    Who is it for?

    The reader who we had in mind as we were writing is a colleague, someone working in one of the many professional disciplines that collaborate in the health care system. We had some ambivalence about narrowing our audience in this way because many of the ideas in this book will be new, interesting and relevant to general readers. However, we wanted to get to some recommendations about how this way of thinking about health care should change the way it is practiced, and those recommendations need to be framed in a different way for providers than for patients, so we had to make a choice. We don’t expect our colleagues to feel familiar or comfortable with psychological theory, so we have tried to write in a way that is accessible and relatively free of jargon. So it is a fairly easy read. We were very gratified that early reviewers picked up on our intent. Dr. Jeremy Holmes call it “readable, accessible, amusing and profound” and Dr. David Naylor said that “every health care professional concerned with the psychological well-being of his or her patients should read it.”

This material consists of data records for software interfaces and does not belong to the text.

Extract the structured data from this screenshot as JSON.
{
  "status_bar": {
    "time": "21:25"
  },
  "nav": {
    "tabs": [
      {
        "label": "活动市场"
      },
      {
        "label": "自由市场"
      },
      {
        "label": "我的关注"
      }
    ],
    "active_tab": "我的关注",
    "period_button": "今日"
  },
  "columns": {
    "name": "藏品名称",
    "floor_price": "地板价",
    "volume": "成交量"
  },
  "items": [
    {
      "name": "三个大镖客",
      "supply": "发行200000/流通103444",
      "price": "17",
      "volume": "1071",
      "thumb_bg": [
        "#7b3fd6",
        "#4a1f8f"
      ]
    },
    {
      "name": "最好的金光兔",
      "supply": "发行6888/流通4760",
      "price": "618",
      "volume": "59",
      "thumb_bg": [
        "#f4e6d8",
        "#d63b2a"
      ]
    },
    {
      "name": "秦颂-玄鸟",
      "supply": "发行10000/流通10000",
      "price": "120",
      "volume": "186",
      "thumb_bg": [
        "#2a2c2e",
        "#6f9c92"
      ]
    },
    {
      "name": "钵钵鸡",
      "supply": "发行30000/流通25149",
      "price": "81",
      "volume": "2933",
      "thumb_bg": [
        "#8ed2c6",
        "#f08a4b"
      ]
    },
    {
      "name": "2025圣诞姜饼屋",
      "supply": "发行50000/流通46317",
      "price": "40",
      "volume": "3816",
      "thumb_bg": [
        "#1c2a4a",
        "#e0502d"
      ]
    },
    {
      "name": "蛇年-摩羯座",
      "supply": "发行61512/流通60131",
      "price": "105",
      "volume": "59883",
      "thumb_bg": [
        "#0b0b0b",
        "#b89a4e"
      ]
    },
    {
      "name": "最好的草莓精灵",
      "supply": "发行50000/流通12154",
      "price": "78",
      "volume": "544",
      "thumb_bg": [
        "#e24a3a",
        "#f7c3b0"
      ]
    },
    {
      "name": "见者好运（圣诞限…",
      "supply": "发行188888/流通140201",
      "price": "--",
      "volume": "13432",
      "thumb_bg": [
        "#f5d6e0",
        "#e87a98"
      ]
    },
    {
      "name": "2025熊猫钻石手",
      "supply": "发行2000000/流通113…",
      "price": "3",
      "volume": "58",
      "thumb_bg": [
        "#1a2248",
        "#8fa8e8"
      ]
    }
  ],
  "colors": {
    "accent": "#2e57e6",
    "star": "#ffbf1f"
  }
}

    The book is written by two authors. How did you collaborate on the writing?

    We have been working together for a long time. We were actually in the same medical school class although we didn’t work closely together until a few years after we graduated. It was when we were collaborating as psychiatrists to medically and surgically ill patients and as teachers in the 1990s, that we started meeting every week to have a conversation about the challenges that arose with patients or with students or colleagues.

    We came back to attachment theory, which we hadn’t paid much attention to since undergraduate days because it was such a useful framework for understanding our challenges. Then we started teaching together and doing research on how attachment affects health. The book really emerged from those conversations and from a highly iterative process of teaching, pursing research ideas, and then revising based on feedback, questions, and new ideas.

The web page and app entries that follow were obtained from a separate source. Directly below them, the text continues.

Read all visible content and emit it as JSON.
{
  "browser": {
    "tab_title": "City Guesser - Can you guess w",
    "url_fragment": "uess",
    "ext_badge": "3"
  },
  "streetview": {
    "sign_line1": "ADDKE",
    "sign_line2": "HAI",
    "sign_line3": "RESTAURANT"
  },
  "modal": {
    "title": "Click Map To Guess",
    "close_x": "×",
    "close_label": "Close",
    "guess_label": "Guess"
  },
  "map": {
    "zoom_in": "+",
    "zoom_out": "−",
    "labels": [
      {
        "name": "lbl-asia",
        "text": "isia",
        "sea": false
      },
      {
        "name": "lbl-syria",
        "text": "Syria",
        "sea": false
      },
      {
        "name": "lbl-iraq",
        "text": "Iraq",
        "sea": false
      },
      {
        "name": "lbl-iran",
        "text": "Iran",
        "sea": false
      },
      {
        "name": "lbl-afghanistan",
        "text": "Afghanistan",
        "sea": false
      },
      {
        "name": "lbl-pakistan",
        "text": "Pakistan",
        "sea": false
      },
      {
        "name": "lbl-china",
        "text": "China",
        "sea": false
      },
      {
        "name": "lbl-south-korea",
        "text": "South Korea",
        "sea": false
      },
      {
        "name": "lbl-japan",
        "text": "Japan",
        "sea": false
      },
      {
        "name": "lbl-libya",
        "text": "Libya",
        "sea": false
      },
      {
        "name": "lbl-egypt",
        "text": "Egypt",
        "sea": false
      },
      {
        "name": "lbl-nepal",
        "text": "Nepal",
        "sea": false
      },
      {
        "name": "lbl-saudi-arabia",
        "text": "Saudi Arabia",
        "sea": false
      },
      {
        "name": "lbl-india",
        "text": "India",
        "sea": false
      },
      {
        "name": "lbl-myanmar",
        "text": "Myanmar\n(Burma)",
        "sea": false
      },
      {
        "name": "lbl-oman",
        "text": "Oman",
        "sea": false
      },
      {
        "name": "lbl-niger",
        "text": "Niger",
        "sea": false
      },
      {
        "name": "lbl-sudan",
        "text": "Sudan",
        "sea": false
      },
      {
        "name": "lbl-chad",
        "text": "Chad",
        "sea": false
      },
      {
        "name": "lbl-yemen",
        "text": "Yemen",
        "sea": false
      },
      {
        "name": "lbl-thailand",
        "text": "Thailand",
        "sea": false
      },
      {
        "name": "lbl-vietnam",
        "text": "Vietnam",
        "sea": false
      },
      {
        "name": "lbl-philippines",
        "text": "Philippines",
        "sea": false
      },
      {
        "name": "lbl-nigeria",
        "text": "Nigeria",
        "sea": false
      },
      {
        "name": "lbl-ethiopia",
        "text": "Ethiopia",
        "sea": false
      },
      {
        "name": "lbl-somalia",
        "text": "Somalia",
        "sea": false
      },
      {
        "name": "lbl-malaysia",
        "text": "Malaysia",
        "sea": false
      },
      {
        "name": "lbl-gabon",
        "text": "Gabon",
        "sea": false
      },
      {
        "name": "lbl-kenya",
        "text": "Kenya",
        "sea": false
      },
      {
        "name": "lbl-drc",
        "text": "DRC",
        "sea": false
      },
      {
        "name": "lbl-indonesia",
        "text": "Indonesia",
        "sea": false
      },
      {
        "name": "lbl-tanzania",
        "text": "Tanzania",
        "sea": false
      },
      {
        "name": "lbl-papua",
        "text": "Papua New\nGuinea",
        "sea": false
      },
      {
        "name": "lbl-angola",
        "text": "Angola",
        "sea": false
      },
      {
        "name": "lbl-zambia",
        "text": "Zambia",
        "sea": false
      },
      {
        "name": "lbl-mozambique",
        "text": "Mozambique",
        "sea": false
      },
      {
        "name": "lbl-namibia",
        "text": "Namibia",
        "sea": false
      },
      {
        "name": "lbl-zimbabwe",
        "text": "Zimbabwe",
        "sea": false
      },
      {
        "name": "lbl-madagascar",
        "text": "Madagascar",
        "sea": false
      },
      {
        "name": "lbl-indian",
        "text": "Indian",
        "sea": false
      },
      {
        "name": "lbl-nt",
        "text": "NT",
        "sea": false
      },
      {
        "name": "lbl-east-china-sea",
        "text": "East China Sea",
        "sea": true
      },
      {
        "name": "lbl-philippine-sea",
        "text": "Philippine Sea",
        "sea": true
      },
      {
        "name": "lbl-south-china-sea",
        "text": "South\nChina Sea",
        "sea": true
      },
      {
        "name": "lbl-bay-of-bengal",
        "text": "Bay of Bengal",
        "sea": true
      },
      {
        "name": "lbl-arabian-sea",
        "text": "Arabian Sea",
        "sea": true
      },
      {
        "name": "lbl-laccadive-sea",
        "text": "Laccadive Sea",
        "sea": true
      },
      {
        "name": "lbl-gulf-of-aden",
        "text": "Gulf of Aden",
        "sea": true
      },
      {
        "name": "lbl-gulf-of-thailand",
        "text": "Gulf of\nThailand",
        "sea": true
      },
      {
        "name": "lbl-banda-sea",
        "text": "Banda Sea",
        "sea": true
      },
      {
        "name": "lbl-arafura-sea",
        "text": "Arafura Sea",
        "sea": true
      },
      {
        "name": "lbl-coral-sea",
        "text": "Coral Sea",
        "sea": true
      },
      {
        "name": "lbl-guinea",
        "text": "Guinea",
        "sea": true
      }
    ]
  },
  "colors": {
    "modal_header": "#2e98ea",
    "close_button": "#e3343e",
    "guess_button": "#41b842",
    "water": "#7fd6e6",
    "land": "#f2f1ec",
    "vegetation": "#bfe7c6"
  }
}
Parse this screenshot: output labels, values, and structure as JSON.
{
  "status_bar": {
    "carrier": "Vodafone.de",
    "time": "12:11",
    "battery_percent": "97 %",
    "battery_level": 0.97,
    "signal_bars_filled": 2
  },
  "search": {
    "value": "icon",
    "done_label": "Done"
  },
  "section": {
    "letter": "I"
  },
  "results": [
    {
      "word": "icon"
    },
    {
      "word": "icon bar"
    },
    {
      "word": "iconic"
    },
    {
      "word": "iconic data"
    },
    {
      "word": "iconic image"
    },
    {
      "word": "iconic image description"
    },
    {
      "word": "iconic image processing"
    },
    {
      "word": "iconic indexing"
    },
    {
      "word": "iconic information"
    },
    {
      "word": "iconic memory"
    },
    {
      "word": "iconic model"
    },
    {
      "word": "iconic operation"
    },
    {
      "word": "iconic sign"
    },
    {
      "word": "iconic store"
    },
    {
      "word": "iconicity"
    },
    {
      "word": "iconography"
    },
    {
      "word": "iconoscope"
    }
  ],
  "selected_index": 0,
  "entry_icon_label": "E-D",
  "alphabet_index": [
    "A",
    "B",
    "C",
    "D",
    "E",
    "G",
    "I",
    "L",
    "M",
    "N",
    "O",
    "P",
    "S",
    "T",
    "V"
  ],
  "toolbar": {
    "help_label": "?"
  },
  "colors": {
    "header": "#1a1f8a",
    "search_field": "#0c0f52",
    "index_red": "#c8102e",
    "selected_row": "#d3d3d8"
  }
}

    As a result of this long history of working on these issues together and taking about them, our method is highly collaborative. We literally cannot remember who first suggested most of the ideas that are woven into Love, Fear and Health. Once we get to typing, Bob usually creates the first draft and then we pass it back and forth, often through many iterations, until it feels right. We are lucky that we long ago settled on the “speak plainly and don’t worry too much about each other’s feelings” method of editing and commenting. It has saved us a lot of time and we’re still friends.

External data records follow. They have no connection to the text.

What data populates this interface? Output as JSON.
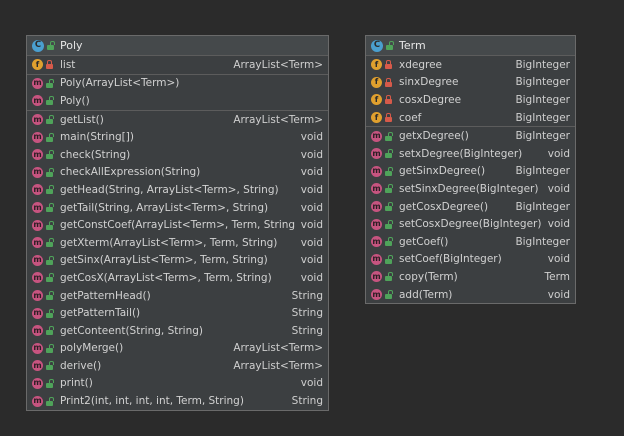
{
  "poly": {
    "title": "Poly",
    "fields": [
      {
        "name": "list",
        "type": "ArrayList<Term>",
        "visibility": "private"
      }
    ],
    "constructors": [
      {
        "name": "Poly(ArrayList<Term>)",
        "type": "",
        "visibility": "public"
      },
      {
        "name": "Poly()",
        "type": "",
        "visibility": "public"
      }
    ],
    "methods": [
      {
        "name": "getList()",
        "type": "ArrayList<Term>",
        "visibility": "public"
      },
      {
        "name": "main(String[])",
        "type": "void",
        "visibility": "public"
      },
      {
        "name": "check(String)",
        "type": "void",
        "visibility": "public"
      },
      {
        "name": "checkAllExpression(String)",
        "type": "void",
        "visibility": "public"
      },
      {
        "name": "getHead(String, ArrayList<Term>, String)",
        "type": "void",
        "visibility": "public"
      },
      {
        "name": "getTail(String, ArrayList<Term>, String)",
        "type": "void",
        "visibility": "public"
      },
      {
        "name": "getConstCoef(ArrayList<Term>, Term, String)",
        "type": "void",
        "visibility": "public"
      },
      {
        "name": "getXterm(ArrayList<Term>, Term, String)",
        "type": "void",
        "visibility": "public"
      },
      {
        "name": "getSinx(ArrayList<Term>, Term, String)",
        "type": "void",
        "visibility": "public"
      },
      {
        "name": "getCosX(ArrayList<Term>, Term, String)",
        "type": "void",
        "visibility": "public"
      },
      {
        "name": "getPatternHead()",
        "type": "String",
        "visibility": "public"
      },
      {
        "name": "getPatternTail()",
        "type": "String",
        "visibility": "public"
      },
      {
        "name": "getConteent(String, String)",
        "type": "String",
        "visibility": "public"
      },
      {
        "name": "polyMerge()",
        "type": "ArrayList<Term>",
        "visibility": "public"
      },
      {
        "name": "derive()",
        "type": "ArrayList<Term>",
        "visibility": "public"
      },
      {
        "name": "print()",
        "type": "void",
        "visibility": "public"
      },
      {
        "name": "Print2(int, int, int, int, Term, String)",
        "type": "String",
        "visibility": "public"
      }
    ]
  },
  "term": {
    "title": "Term",
    "fields": [
      {
        "name": "xdegree",
        "type": "BigInteger",
        "visibility": "private"
      },
      {
        "name": "sinxDegree",
        "type": "BigInteger",
        "visibility": "private"
      },
      {
        "name": "cosxDegree",
        "type": "BigInteger",
        "visibility": "private"
      },
      {
        "name": "coef",
        "type": "BigInteger",
        "visibility": "private"
      }
    ],
    "methods": [
      {
        "name": "getxDegree()",
        "type": "BigInteger",
        "visibility": "public"
      },
      {
        "name": "setxDegree(BigInteger)",
        "type": "void",
        "visibility": "public"
      },
      {
        "name": "getSinxDegree()",
        "type": "BigInteger",
        "visibility": "public"
      },
      {
        "name": "setSinxDegree(BigInteger)",
        "type": "void",
        "visibility": "public"
      },
      {
        "name": "getCosxDegree()",
        "type": "BigInteger",
        "visibility": "public"
      },
      {
        "name": "setCosxDegree(BigInteger)",
        "type": "void",
        "visibility": "public"
      },
      {
        "name": "getCoef()",
        "type": "BigInteger",
        "visibility": "public"
      },
      {
        "name": "setCoef(BigInteger)",
        "type": "void",
        "visibility": "public"
      },
      {
        "name": "copy(Term)",
        "type": "Term",
        "visibility": "public"
      },
      {
        "name": "add(Term)",
        "type": "void",
        "visibility": "public"
      }
    ]
  },
  "icons": {
    "class_letter": "C",
    "field_letter": "f",
    "method_letter": "m"
  },
  "colors": {
    "background": "#2b2b2b",
    "class_icon": "#4a9fcf",
    "field_icon": "#e0a02e",
    "method_icon": "#c75480",
    "private_lock": "#d65a4a",
    "public_lock": "#4fa35a"
  }
}
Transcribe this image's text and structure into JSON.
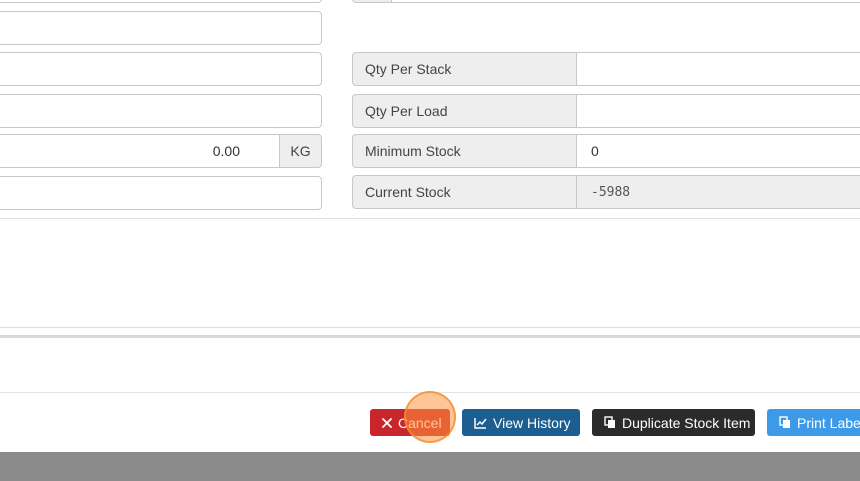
{
  "left_fields": {
    "weight_value": "0.00",
    "weight_unit": "KG"
  },
  "right_fields": [
    {
      "label": "Qty Per Stack",
      "value": ""
    },
    {
      "label": "Qty Per Load",
      "value": ""
    },
    {
      "label": "Minimum Stock",
      "value": "0"
    },
    {
      "label": "Current Stock",
      "value": "-5988"
    }
  ],
  "actions": {
    "cancel": {
      "label": "Cancel",
      "icon": "close-icon",
      "color": "#c9252d"
    },
    "view_history": {
      "label": "View History",
      "icon": "line-chart-icon",
      "color": "#1b5e8f"
    },
    "duplicate": {
      "label": "Duplicate Stock Item",
      "icon": "copy-icon",
      "color": "#2b2b2b"
    },
    "print_labels": {
      "label": "Print Labels",
      "icon": "copy-icon",
      "color": "#3d9ae8"
    }
  }
}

    What are the challenges of writing about the impact of relationships on health?

    This is a subject that crosses many disciplines and perspectives, and that introduces quite a few challenges. The most general of these is that a reader of the book is almost certainly not going to be an expert in all of its subject matter – so we are challenged to provide an accessible point of entry to each of the books main topics while still staying true to the scholarship that informs us.

    Another challenge has been to make the book useful. We weren’t interested in writing a book that would advance scholarship without also at least trying to improve how health care is practiced. We are influenced by perspectives on continuing education for health care professionals – providing education that is perceived to be helpful and that increases knowledge are the lowest standards of evidence for change. Actually changing behaviour and then improving patient outcomes is the real gold. We wanted to write a book that would be a step towards improving patients’ experience.

    There are a couple of other troubles that come up again and again. One is how hard it is to describe quickly what this book and our research is about. The English word “relationships” has far too many meanings for our convenience. It seems that we can’t get very far into an “elevator pitch” without having to pause and say that we are talking about a very special class of close relationships that includes parents with children, romantic partners with each other, and under the right conditions also includes patients when they are with health care providers

Items 1 to 5 of 40 total